Creating facilities that turn waste products into energy is a burgeoning industry, thanks to an innovative UK agrifood sector and strong profitability for the funders backing them Anaerobic digestion (AD), a process that takes waste and through the build-up of bacteria in a closed system creates biogas, has demonstrable success as a green source of heating and electricity.
There are now more than 600 AD plants in the UK, covering on-farm, food processing and domestic food waste sectors, with 70 commissioned in 2017 alone. The industry is clearly well placed for an acceleration in growth, partly because of its effective processes, but also because it will contribute significantly towards decarbonising energy supplies and reducing the scale of waste taken to landfill.
These benefits are already seen as significant locally and nationally, but their importance is only likely to increase as government and businesses continue to put ever-greater emphasis on environmental issues. In addition to heat or electricity, new technology in the biogas industry means this green gas can also be used to make hydrogen and potentially diesel and aviation fuels, further capturing the attention of investors looking for strong growth.
“There are a whole host of areas in which we as a funder actively engage with technology providers to look at optimising and bringing new technologies to market, so every type of by-product that comes from waste can be exploited,” explains Phil Gerrard, chief executive of Privilege Finance.
Privilege Finance is currently one of the foremost funders of energy-from-waste schemes in the UK. In partnership with its key funding partner Prestige Funds, it has invested more than £300 million to produce in excess of 60 megawatts of energy from AD projects. It understands the sector has huge untapped opportunities, including the potential to meet almost a third of domestic gas demand, given waste volumes across the country.

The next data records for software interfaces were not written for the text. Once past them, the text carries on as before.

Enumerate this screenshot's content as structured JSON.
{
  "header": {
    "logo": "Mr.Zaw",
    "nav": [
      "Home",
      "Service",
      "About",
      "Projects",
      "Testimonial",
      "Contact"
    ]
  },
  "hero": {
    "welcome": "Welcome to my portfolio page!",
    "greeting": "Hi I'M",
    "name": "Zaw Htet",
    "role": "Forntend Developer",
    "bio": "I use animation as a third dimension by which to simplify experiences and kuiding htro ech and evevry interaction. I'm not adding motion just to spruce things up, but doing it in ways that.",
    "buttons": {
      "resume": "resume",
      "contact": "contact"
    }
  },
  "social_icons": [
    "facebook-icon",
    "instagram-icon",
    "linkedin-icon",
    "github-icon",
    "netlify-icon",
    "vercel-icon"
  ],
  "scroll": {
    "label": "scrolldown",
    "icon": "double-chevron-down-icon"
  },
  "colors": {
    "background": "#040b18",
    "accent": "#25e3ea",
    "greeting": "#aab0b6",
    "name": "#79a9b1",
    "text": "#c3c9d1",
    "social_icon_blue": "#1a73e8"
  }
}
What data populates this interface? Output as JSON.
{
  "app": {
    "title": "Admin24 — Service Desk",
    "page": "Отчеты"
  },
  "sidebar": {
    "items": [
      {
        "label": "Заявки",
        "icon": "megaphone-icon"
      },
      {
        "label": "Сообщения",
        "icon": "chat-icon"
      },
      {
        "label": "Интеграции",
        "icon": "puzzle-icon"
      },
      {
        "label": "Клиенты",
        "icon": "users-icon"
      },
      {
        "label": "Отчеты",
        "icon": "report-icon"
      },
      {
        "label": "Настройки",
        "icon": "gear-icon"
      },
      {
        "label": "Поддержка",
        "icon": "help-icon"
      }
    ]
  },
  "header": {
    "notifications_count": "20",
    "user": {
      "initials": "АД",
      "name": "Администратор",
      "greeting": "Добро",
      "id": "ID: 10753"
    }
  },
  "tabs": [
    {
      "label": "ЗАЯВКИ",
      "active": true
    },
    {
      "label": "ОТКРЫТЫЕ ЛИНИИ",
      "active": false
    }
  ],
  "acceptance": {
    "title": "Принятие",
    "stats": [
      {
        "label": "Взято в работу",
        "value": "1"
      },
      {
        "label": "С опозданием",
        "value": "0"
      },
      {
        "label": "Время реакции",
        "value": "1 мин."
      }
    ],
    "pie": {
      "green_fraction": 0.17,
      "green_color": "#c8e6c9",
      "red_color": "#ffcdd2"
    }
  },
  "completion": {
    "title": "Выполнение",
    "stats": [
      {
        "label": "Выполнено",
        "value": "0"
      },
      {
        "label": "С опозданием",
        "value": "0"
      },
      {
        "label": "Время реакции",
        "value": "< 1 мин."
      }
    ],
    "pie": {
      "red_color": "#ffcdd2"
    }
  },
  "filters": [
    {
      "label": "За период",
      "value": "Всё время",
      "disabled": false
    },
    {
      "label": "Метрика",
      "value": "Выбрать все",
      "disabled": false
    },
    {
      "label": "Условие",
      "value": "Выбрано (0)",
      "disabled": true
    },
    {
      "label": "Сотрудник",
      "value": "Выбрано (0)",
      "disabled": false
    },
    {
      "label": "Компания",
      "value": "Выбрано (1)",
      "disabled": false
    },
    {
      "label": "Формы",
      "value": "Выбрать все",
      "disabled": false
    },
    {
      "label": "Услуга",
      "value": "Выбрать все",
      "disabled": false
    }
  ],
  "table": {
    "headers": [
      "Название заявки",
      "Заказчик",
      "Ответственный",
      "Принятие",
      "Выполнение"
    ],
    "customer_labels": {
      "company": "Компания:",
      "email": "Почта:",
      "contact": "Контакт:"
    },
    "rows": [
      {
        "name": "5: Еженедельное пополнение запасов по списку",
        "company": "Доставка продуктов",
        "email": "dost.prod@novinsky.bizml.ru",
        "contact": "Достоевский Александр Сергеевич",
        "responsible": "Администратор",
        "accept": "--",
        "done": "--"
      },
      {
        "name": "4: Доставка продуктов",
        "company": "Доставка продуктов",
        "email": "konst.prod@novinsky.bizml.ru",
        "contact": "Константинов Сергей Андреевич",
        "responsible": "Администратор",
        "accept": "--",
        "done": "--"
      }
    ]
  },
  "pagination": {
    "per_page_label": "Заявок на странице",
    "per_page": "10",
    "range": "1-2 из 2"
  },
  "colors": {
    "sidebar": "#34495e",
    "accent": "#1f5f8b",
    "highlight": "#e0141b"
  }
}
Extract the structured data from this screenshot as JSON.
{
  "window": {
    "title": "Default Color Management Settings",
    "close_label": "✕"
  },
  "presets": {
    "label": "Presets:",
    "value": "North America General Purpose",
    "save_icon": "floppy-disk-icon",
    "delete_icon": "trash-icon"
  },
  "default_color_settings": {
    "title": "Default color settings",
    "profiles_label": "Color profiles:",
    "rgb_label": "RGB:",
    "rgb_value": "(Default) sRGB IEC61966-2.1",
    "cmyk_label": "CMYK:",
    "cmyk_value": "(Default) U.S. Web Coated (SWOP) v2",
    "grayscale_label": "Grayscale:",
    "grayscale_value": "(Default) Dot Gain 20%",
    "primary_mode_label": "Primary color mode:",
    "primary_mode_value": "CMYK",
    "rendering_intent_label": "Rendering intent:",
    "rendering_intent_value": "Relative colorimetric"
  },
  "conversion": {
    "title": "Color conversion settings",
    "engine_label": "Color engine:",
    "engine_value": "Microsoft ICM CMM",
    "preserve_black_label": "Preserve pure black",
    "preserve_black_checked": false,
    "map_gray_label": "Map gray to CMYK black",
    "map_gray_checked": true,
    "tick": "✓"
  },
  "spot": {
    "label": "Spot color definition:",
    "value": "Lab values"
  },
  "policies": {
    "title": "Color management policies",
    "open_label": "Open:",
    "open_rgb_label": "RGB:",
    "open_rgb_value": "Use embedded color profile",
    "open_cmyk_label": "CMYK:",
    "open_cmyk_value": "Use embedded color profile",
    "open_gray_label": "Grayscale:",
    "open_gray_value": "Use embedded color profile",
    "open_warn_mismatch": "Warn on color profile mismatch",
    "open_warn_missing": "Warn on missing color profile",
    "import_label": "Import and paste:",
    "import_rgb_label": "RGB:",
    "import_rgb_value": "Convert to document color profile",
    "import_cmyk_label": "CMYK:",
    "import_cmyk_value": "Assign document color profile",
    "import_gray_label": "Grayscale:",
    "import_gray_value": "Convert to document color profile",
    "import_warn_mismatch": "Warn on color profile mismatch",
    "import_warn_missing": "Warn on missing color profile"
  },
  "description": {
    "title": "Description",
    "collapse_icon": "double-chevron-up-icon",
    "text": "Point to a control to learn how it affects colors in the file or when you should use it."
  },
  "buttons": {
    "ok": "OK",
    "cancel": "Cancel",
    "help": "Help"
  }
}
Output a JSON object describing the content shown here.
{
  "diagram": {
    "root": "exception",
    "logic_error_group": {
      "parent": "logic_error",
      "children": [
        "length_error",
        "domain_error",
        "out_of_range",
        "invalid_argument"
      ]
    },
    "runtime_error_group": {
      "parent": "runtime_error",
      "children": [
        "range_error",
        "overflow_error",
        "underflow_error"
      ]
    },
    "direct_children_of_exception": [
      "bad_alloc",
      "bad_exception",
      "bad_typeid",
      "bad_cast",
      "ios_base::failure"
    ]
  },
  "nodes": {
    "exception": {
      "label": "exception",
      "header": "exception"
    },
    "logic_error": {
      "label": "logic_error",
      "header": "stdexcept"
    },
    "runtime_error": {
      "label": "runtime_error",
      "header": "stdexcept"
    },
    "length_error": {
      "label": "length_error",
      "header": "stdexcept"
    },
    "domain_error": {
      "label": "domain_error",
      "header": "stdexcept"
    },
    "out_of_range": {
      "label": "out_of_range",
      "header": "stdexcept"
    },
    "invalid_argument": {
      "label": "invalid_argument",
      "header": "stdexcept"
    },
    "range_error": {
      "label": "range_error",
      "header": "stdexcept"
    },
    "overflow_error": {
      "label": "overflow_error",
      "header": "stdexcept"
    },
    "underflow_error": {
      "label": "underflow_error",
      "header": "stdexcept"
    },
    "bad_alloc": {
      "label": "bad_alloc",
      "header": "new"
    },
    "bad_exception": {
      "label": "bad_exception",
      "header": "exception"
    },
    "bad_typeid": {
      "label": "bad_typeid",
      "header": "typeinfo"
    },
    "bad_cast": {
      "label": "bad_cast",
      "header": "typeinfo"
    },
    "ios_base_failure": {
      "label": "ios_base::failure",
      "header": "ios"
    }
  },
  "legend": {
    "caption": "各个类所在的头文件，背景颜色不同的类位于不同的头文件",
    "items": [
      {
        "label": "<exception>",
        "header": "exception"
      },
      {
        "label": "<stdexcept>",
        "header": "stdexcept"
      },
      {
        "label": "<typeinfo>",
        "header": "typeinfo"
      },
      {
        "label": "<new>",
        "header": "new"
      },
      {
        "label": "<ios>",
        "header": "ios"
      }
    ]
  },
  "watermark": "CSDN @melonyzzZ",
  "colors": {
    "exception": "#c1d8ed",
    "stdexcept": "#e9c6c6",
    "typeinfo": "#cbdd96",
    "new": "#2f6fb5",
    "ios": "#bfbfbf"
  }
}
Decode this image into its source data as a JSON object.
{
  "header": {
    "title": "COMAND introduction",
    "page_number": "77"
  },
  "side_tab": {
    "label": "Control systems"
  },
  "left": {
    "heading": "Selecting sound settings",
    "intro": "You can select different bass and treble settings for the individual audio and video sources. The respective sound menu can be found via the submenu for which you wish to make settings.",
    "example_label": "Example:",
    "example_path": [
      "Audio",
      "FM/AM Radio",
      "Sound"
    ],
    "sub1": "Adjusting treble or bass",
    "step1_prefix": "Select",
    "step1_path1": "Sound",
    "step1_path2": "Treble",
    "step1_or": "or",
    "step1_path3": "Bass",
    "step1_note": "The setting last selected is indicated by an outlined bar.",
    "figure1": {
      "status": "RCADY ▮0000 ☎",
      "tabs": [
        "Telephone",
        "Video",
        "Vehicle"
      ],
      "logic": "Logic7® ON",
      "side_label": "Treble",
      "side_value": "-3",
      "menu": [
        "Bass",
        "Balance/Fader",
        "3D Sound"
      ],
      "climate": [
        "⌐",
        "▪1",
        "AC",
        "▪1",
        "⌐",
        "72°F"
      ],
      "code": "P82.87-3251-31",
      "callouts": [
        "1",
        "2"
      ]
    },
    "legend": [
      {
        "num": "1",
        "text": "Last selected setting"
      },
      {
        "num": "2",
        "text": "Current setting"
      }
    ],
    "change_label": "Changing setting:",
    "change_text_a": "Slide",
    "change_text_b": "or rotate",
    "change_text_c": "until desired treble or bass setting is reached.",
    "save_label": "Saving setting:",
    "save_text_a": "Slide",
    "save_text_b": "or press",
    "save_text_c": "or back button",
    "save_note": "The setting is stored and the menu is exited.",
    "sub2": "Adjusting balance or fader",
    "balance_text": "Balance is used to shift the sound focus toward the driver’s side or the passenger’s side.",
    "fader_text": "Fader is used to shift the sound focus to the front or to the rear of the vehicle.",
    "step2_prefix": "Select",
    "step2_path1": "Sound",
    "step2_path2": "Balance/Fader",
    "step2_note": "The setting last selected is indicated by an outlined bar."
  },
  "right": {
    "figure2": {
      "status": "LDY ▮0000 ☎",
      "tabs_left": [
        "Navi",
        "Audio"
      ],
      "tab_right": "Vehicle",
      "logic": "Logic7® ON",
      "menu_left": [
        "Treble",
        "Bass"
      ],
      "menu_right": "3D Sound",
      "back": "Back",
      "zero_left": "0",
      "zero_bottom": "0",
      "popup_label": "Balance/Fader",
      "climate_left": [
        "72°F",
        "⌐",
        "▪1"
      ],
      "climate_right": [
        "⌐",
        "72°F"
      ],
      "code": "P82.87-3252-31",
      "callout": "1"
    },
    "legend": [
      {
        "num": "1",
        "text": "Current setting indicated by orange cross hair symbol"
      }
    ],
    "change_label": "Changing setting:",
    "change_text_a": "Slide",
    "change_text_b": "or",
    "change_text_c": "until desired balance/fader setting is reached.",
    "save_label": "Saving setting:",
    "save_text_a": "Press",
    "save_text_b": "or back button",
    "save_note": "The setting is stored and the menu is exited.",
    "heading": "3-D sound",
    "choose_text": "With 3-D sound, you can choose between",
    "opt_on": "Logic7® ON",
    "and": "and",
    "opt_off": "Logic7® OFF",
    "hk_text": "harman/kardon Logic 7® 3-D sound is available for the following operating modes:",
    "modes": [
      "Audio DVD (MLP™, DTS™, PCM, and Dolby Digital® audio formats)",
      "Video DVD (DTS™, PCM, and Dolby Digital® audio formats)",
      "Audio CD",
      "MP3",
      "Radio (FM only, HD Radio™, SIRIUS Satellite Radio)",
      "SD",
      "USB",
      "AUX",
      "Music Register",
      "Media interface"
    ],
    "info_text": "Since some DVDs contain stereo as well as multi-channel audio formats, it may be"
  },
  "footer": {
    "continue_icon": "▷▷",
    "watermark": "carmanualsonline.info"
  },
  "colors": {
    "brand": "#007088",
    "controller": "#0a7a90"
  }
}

Opportunities from the technology are many: gains for investment backers, usable and sellable energy for food and agriculture businesses, decarbonisation of the National Grid, and reduction in the reliance on landfill sites from local authorities, food processors and agri-businesses.
With far fewer people funding the initial builds than the refinancing, there’s a major growth opportunity in this market for funders with the commensurate experience and track record.
Biogas facilities, once up and running, can give a year-round supply of energy that saves them money, while any excess energy generated can be sent to the National Grid for financial return. AD plants do not rely on weather conditions, unlike solar or wind farms, and this vastly affects their consistency of generation. “We can be looking at over 90 per cent uptime compared to wind turbines, which depend on the right conditions to be effective,” says Mr Gerrard.
An example of the more than 30 plants Privilege Finance has invested in is Brigg Lane Biogas in Lincolnshire, a site that will process 75,000 tonnes of liquified food waste every year, which would have ordinarily gone to landfill. In context, this would be enough green gas to heat more than 6,000 homes.
Benefits of reducing the disposal burden are also clear. In 2017, there were 7.4 million tonnes of biodegradable municipal waste in the UK. Within two years, Scotland is to have a complete ban on sending food waste to landfill and in England local authorities are coming under increasing pressure to reduce their own volumes of waste. The government’s recent announcements will accelerate this process. Generators of waste, alongside local authorities, are therefore looking to change their practices.
AD has been embraced in other countries that have recognised its benefits both to communities and businesses. Given that, so far, the nature of investment in the construction side of the waste-to-energy sector has been relatively niche in the UK, there is a strong opportunity for smart mid-sized and large investors to make gains.
“In addition, much of the debt funding has been concentrated in refinancing facilities once they are running and looking to consolidate,” explains Mr Gerrard. “With far fewer people funding the initial builds than the refinancing, there’s a major growth opportunity in this market for funders with the commensurate experience and track record.”
Privilege Finance is keen to broaden investor perceptions by demonstrating AD’s track record, bringing in numerous backers with an appetite for high growth forms of green energy. To provide long-term opportunities, it takes a “project life cycle” approach through its unique financial product, SCOPE, designed to provide support from inception to completion, thereafter to commissioning and optimisation, and towards refinancing. It also appeals strongly to borrowers, such as farmers or landowners, as it does not tie up their core assets as security for loans.
Mr Gerrard is convinced that a tipping point is likely to be reached very soon that will see the waste-to-energy sector become a strongly appealing area of activity for large investors as they see the returns available and the number of both food and agribusinesses looking to implement the technology.
“In the market over the last two or three years, we’ve provided finance to about 40 per cent of the anaerobic digestion new builds in the UK,” says Mr Gerrard. “We’re looking to bring more debt funders into this construction market to help kickstart the number of plants being developed, and help the government and the grid to meet their decarbonisation and waste reduction targets.
“This is a well-established technology and growing sector that is ideally placed to help countries and governments achieve significant inroads into reducing food waste and decarbonising their economies over the next five to ten years. With the right finance and the integration of new technology, there is clearly massive potential for the sector to play a central role in the green energy revolution.”
As originally seen in ‘The Responsible Business’ report published by Raconteur in The Times on 31st May, 2019